I love 1940's B-movies which is why I incorporated the making of them into my Dead series of mystery novels.

But "B-movie" is the most misunderstood term used by modern-day viewers and reviewers. Just reading some of the so-called reviews not only in print but on the Internet Movie Data Base (IMDB) makes me cringe.

The origin of the "B" in B-movie is "budget". It is not, as is now assumed, a barometer of quality as in "B" grade. That stems from the terrible sci-fi pictures of the 1950's. "B's" were also called "programmers" at the time and they really were the forerunners of television programs. They filled out the second half of a double-bill in theatres along with newsreels, assorted short subjects (gag movies and/or travelogues), and cartoons. For under a buck, audiences got almost four hours of non-stop escape. Often audiences would tolerate a major film just in order to catch up on the latest Sherlock Holmes, Charlie Chan, Boston Blackie, or The Falcon (all of those were "B's").

There is some disagreement that the "B" may have denoted the movie's place as the "bottom-half" of a double-bill or that it was the "B" picture in descending order from the main "A" picture attraction.

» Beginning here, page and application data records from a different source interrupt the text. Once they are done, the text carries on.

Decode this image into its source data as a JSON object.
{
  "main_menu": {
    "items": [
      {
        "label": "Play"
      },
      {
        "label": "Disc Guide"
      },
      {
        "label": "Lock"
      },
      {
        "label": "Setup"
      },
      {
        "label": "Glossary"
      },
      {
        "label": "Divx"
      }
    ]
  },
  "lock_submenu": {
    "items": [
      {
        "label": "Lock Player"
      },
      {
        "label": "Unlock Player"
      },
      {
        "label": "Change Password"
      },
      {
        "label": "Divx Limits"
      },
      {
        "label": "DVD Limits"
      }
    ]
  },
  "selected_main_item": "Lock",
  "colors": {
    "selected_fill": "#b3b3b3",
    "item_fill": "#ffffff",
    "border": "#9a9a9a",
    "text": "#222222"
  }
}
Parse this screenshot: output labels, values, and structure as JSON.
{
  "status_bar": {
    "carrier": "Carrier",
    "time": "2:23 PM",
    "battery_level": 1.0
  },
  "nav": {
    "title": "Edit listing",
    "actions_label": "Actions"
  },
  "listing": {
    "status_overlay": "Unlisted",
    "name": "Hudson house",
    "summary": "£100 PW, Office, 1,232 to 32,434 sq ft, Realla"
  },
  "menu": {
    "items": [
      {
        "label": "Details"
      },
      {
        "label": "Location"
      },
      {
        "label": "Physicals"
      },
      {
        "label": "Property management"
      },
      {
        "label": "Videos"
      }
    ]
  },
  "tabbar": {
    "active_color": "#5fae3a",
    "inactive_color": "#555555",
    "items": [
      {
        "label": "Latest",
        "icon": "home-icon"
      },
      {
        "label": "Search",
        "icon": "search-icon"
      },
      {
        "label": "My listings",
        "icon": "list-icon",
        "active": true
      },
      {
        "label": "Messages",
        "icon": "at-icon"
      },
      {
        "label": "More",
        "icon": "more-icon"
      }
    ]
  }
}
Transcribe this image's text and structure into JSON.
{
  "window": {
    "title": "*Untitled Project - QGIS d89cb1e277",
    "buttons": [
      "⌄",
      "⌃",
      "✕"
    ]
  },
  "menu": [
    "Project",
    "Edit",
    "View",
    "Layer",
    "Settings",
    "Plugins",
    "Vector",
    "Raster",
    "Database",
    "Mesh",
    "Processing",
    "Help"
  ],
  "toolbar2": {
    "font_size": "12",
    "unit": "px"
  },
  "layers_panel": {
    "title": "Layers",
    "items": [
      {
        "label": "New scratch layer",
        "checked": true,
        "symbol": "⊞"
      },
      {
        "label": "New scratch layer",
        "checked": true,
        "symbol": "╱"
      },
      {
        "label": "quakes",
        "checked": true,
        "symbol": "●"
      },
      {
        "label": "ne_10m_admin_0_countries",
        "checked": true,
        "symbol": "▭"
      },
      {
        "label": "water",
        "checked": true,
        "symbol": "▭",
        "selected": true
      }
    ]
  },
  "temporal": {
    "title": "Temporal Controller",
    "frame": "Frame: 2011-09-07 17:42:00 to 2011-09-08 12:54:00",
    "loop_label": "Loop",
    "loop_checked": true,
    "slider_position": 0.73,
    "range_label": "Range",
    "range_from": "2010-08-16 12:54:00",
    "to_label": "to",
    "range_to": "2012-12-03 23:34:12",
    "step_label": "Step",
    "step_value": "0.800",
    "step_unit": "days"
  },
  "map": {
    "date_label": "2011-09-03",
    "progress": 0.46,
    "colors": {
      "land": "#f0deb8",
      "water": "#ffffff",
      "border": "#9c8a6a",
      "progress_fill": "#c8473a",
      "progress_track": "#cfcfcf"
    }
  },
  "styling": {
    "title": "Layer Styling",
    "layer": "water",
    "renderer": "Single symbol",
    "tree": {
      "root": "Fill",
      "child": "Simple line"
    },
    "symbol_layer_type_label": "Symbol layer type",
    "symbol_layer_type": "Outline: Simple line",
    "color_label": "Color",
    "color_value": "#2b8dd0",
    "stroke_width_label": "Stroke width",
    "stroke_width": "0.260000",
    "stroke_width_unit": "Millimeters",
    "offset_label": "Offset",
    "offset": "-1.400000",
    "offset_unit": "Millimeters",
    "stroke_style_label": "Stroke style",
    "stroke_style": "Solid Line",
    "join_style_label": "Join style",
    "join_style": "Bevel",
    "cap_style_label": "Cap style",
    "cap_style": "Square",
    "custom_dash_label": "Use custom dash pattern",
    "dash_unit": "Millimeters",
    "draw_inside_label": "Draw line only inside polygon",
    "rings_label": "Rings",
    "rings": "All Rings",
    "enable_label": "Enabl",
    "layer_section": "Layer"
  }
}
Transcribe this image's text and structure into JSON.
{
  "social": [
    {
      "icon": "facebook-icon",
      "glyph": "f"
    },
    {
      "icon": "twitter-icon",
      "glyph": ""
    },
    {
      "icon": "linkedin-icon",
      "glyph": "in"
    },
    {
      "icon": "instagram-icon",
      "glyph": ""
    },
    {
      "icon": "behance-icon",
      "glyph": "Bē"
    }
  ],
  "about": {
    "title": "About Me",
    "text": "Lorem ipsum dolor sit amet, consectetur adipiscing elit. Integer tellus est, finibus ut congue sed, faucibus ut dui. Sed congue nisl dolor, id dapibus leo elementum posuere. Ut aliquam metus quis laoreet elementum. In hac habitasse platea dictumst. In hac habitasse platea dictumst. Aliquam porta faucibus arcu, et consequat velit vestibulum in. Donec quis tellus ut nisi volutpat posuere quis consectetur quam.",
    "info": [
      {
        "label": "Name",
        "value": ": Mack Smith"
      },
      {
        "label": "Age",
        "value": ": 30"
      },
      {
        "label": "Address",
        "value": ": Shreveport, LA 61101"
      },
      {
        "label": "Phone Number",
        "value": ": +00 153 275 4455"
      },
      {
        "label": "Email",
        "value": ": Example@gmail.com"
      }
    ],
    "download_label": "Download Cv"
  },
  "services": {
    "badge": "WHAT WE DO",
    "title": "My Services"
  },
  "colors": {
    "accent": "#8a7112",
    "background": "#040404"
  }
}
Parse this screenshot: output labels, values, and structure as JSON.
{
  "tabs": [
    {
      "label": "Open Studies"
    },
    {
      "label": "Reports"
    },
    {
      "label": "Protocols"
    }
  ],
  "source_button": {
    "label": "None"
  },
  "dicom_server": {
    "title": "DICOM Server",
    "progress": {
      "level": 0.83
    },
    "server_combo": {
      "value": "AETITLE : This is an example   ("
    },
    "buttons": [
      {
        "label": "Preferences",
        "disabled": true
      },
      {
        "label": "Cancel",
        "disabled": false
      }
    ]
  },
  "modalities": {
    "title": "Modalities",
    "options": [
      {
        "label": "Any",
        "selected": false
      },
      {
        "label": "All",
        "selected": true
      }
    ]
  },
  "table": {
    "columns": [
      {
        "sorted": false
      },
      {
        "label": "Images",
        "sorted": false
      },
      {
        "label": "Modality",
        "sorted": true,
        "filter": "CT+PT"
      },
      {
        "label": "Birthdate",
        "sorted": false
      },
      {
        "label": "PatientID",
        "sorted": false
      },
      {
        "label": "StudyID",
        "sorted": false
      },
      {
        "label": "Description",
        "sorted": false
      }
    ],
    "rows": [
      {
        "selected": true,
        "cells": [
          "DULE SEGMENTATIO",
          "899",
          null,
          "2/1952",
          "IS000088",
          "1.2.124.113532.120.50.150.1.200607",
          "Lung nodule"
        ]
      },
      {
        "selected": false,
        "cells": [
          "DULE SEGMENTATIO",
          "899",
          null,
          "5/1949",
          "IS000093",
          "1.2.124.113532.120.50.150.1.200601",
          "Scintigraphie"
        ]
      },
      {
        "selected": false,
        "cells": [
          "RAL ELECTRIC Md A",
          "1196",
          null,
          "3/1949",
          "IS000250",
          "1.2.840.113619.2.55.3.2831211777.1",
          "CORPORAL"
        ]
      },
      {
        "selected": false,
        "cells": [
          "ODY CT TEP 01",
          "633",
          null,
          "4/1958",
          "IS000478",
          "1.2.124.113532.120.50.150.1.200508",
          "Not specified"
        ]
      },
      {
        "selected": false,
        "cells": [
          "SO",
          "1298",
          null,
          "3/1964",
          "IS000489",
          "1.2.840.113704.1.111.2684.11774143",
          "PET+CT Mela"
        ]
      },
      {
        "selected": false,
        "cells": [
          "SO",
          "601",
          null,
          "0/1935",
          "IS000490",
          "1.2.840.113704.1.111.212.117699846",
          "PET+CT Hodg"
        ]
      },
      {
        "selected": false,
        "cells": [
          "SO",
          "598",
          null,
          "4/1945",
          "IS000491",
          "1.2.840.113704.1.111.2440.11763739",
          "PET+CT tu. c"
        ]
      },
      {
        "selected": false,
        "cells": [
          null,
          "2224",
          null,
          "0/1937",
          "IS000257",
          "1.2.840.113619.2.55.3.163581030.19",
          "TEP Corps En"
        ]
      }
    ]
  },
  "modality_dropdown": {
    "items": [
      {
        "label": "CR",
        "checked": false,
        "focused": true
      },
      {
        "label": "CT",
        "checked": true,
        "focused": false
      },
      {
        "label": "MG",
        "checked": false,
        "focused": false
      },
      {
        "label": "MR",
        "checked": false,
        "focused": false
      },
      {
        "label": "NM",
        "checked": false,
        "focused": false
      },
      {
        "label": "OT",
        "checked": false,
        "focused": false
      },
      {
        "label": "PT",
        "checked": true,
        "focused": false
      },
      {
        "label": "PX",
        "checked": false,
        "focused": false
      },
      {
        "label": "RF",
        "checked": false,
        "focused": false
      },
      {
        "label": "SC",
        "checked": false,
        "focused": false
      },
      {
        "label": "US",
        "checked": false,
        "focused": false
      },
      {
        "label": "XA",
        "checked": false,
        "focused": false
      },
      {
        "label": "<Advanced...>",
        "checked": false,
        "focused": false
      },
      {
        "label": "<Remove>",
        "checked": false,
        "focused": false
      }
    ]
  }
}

Although either is possible, I personally think both interpretations are after-thoughts and a stretch because quite often the double-bill shown in
 
One of the "B's" in my Dead series of mystery novels